WHAT NEEDS TO BE DONE:
Please report every line in the entries that contains the string "title".

AVAILABLE DATA:

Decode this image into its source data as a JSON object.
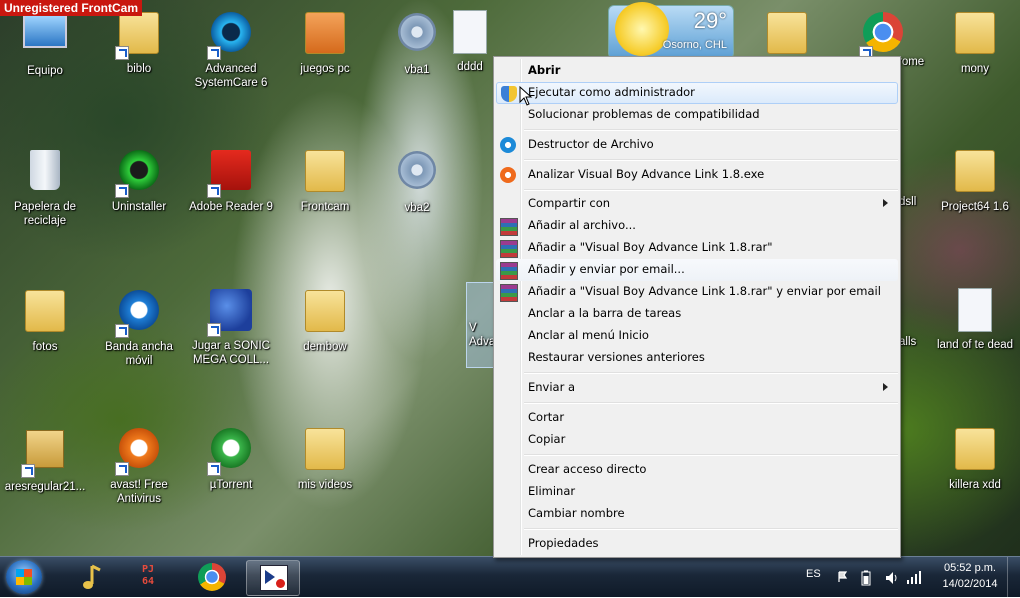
{
  "watermark": "Unregistered FrontCam",
  "weather": {
    "temp": "29°",
    "city": "Osorno, CHL"
  },
  "desktop_icons": [
    {
      "label": "Equipo"
    },
    {
      "label": "biblo"
    },
    {
      "label": "Advanced SystemCare 6"
    },
    {
      "label": "juegos pc"
    },
    {
      "label": "vba1"
    },
    {
      "label": "dddd"
    },
    {
      "label": "Papelera de reciclaje"
    },
    {
      "label": "Uninstaller"
    },
    {
      "label": "Adobe Reader 9"
    },
    {
      "label": "Frontcam"
    },
    {
      "label": "vba2"
    },
    {
      "label": "fotos"
    },
    {
      "label": "Banda ancha móvil"
    },
    {
      "label": "Jugar a SONIC MEGA COLL..."
    },
    {
      "label": "dembow"
    },
    {
      "label": "aresregular21..."
    },
    {
      "label": "avast! Free Antivirus"
    },
    {
      "label": "µTorrent"
    },
    {
      "label": "mis videos"
    },
    {
      "label": "rome"
    },
    {
      "label": "mony"
    },
    {
      "label": "dsll"
    },
    {
      "label": "Project64 1.6"
    },
    {
      "label": "alls"
    },
    {
      "label": "land of te dead"
    },
    {
      "label": "killera xdd"
    },
    {
      "label": "V Adva"
    }
  ],
  "context_menu": {
    "items": [
      {
        "label": "Abrir"
      },
      {
        "label": "Ejecutar como administrador"
      },
      {
        "label": "Solucionar problemas de compatibilidad"
      },
      {
        "label": "Destructor de Archivo"
      },
      {
        "label": "Analizar Visual Boy Advance Link 1.8.exe"
      },
      {
        "label": "Compartir con"
      },
      {
        "label": "Añadir al archivo..."
      },
      {
        "label": "Añadir a \"Visual Boy Advance Link 1.8.rar\""
      },
      {
        "label": "Añadir y enviar por email..."
      },
      {
        "label": "Añadir a \"Visual Boy Advance Link 1.8.rar\" y enviar por email"
      },
      {
        "label": "Anclar a la barra de tareas"
      },
      {
        "label": "Anclar al menú Inicio"
      },
      {
        "label": "Restaurar versiones anteriores"
      },
      {
        "label": "Enviar a"
      },
      {
        "label": "Cortar"
      },
      {
        "label": "Copiar"
      },
      {
        "label": "Crear acceso directo"
      },
      {
        "label": "Eliminar"
      },
      {
        "label": "Cambiar nombre"
      },
      {
        "label": "Propiedades"
      }
    ]
  },
  "taskbar": {
    "pj64_label": "PJ\n64",
    "language": "ES",
    "time": "05:52 p.m.",
    "date": "14/02/2014"
  }
}
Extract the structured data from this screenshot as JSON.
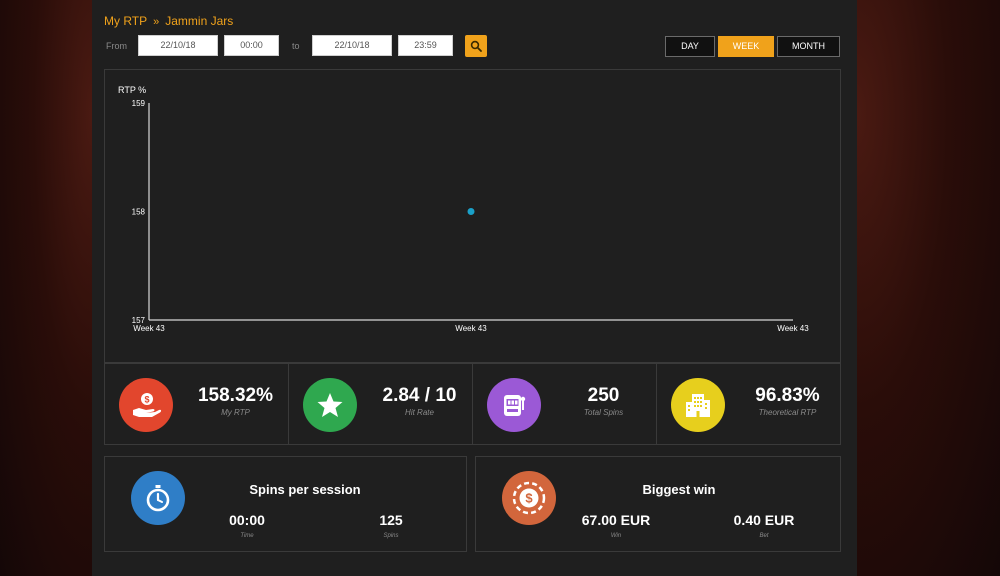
{
  "breadcrumb": {
    "root": "My RTP",
    "separator": "»",
    "current": "Jammin Jars"
  },
  "filters": {
    "from_label": "From",
    "from_date": "22/10/18",
    "from_time": "00:00",
    "to_label": "to",
    "to_date": "22/10/18",
    "to_time": "23:59"
  },
  "period_buttons": [
    {
      "label": "DAY",
      "active": false
    },
    {
      "label": "WEEK",
      "active": true
    },
    {
      "label": "MONTH",
      "active": false
    }
  ],
  "chart_data": {
    "type": "scatter",
    "ylabel": "RTP %",
    "x_ticks": [
      "Week 43",
      "Week 43",
      "Week 43"
    ],
    "y_ticks": [
      157,
      158,
      159
    ],
    "ylim": [
      157,
      159
    ],
    "series": [
      {
        "color": "#1aa0c8",
        "x": [
          "Week 43"
        ],
        "y": [
          158
        ]
      }
    ]
  },
  "stats": [
    {
      "value": "158.32%",
      "label": "My RTP",
      "icon": "hand-money-icon",
      "color": "#e2462d"
    },
    {
      "value": "2.84 / 10",
      "label": "Hit Rate",
      "icon": "star-icon",
      "color": "#2fa84f"
    },
    {
      "value": "250",
      "label": "Total Spins",
      "icon": "slot-machine-icon",
      "color": "#9b59d6"
    },
    {
      "value": "96.83%",
      "label": "Theoretical RTP",
      "icon": "building-icon",
      "color": "#e7cf1d"
    }
  ],
  "spins_per_session": {
    "title": "Spins per session",
    "time_value": "00:00",
    "time_label": "Time",
    "spins_value": "125",
    "spins_label": "Spins",
    "icon": "stopwatch-icon",
    "color": "#2f7ec7"
  },
  "biggest_win": {
    "title": "Biggest win",
    "win_value": "67.00 EUR",
    "win_label": "Win",
    "bet_value": "0.40 EUR",
    "bet_label": "Bet",
    "icon": "casino-chip-icon",
    "color": "#d2663c"
  }
}
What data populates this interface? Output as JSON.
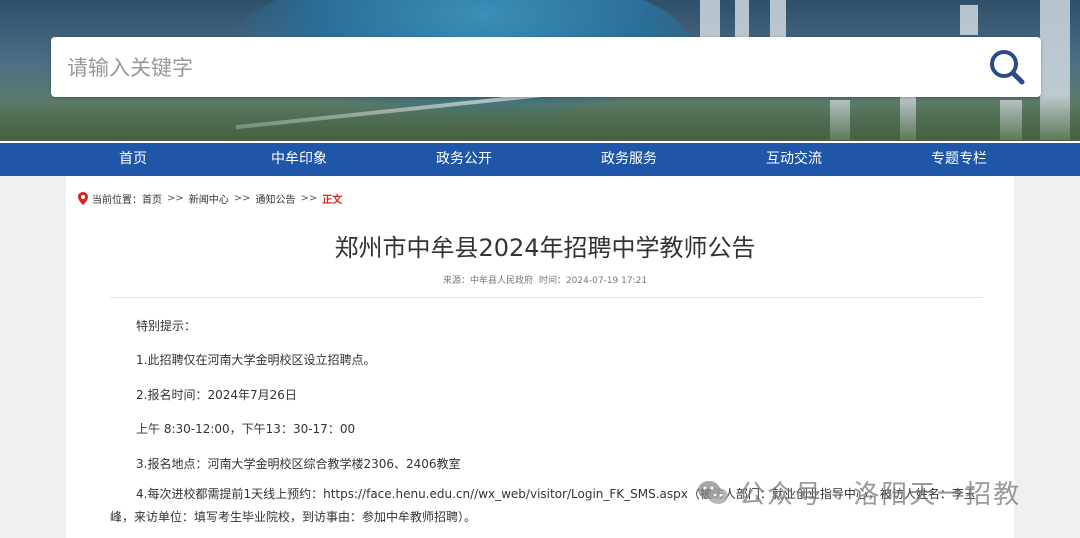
{
  "search": {
    "placeholder": "请输入关键字",
    "value": ""
  },
  "nav": {
    "items": [
      {
        "label": "首页"
      },
      {
        "label": "中牟印象"
      },
      {
        "label": "政务公开"
      },
      {
        "label": "政务服务"
      },
      {
        "label": "互动交流"
      },
      {
        "label": "专题专栏"
      }
    ]
  },
  "breadcrumb": {
    "prefix": "当前位置：",
    "items": [
      "首页",
      "新闻中心",
      "通知公告"
    ],
    "separator": ">>",
    "current": "正文"
  },
  "article": {
    "title": "郑州市中牟县2024年招聘中学教师公告",
    "source": "来源：中牟县人民政府",
    "time": "时间：2024-07-19 17:21",
    "paragraphs": [
      "特别提示：",
      "1.此招聘仅在河南大学金明校区设立招聘点。",
      "2.报名时间：2024年7月26日",
      "上午 8:30-12:00，下午13：30-17：00",
      "3.报名地点：河南大学金明校区综合教学楼2306、2406教室",
      "4.每次进校都需提前1天线上预约：https://face.henu.edu.cn//wx_web/visitor/Login_FK_SMS.aspx（被访人部门：就业创业指导中心，被访人姓名：李玉峰，来访单位：填写考生毕业院校，到访事由：参加中牟教师招聘）。"
    ]
  },
  "watermark": {
    "text_left": "公众号",
    "separator": "·",
    "text_right": "洛阳天一招教"
  },
  "colors": {
    "nav_bg": "#1f56a8",
    "breadcrumb_current": "#d6281e",
    "search_icon": "#2a4a8c"
  },
  "icons": {
    "search": "search-icon",
    "location": "location-pin-icon",
    "wechat": "wechat-icon"
  }
}
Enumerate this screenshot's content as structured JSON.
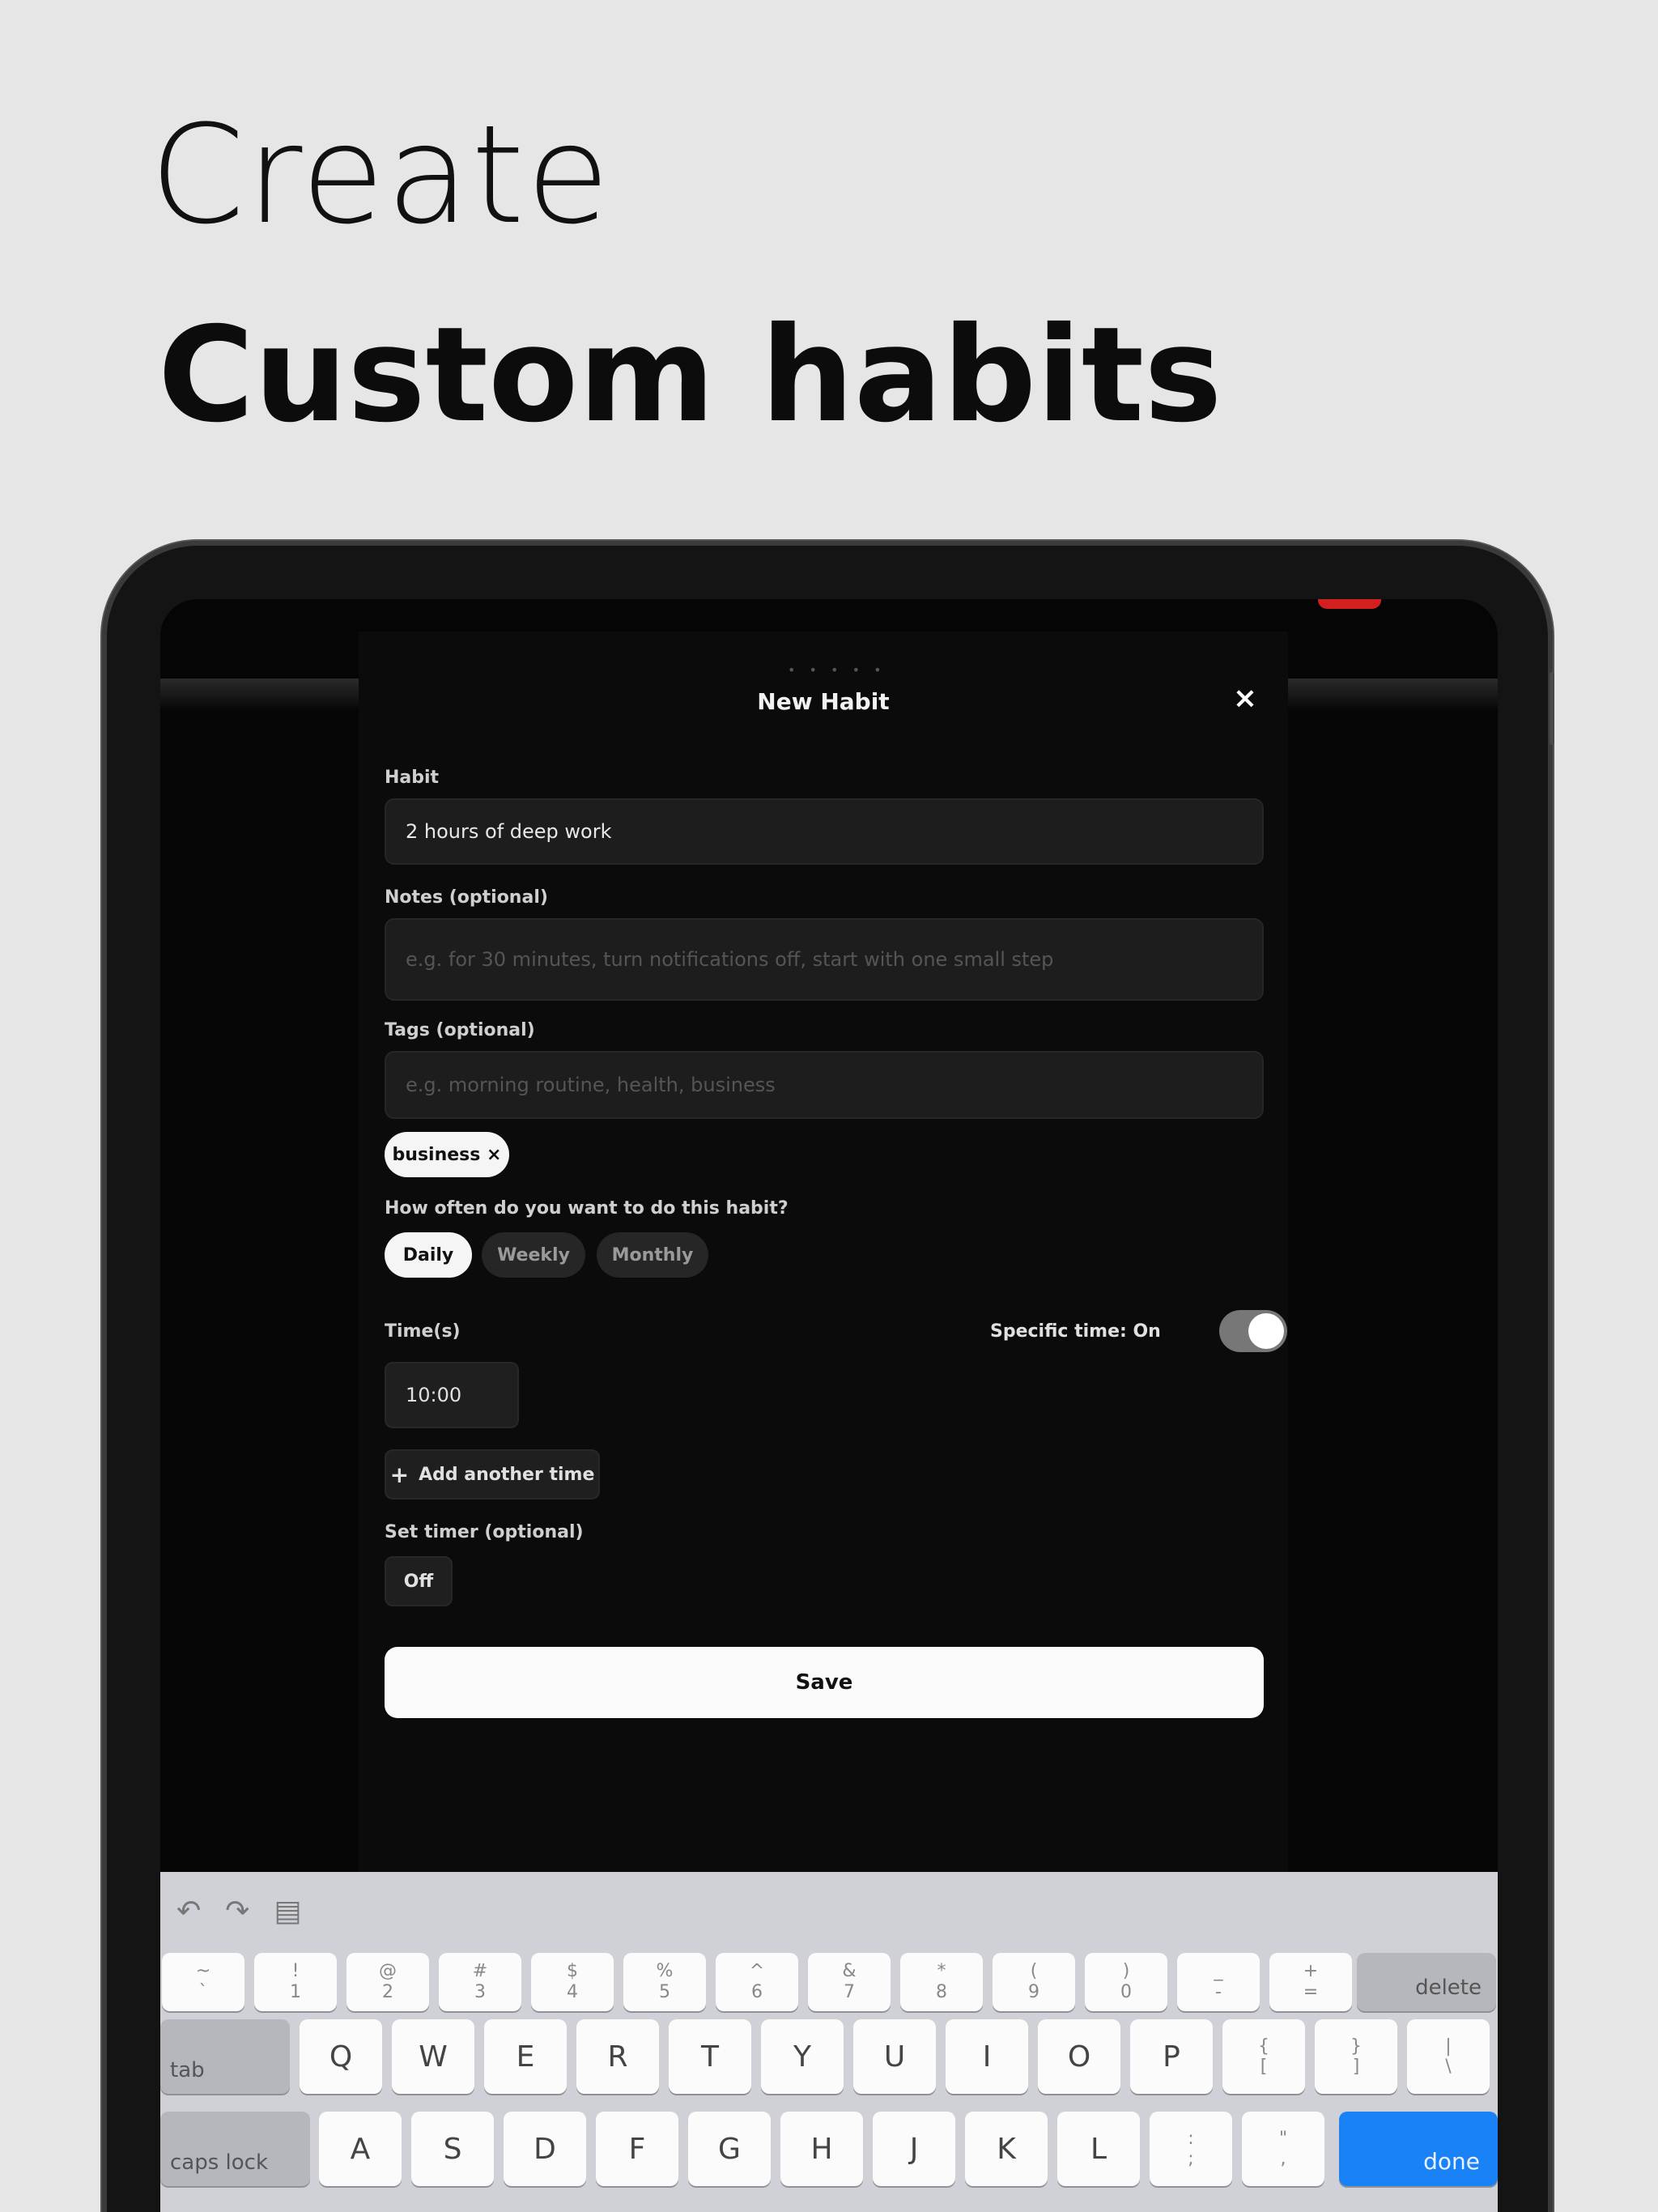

EXERCISE RESPONSE:
    "title": "Spins per session",
    "title": "Biggest win",
    "title": "郑州市中牟县2024年招聘中学教师公告",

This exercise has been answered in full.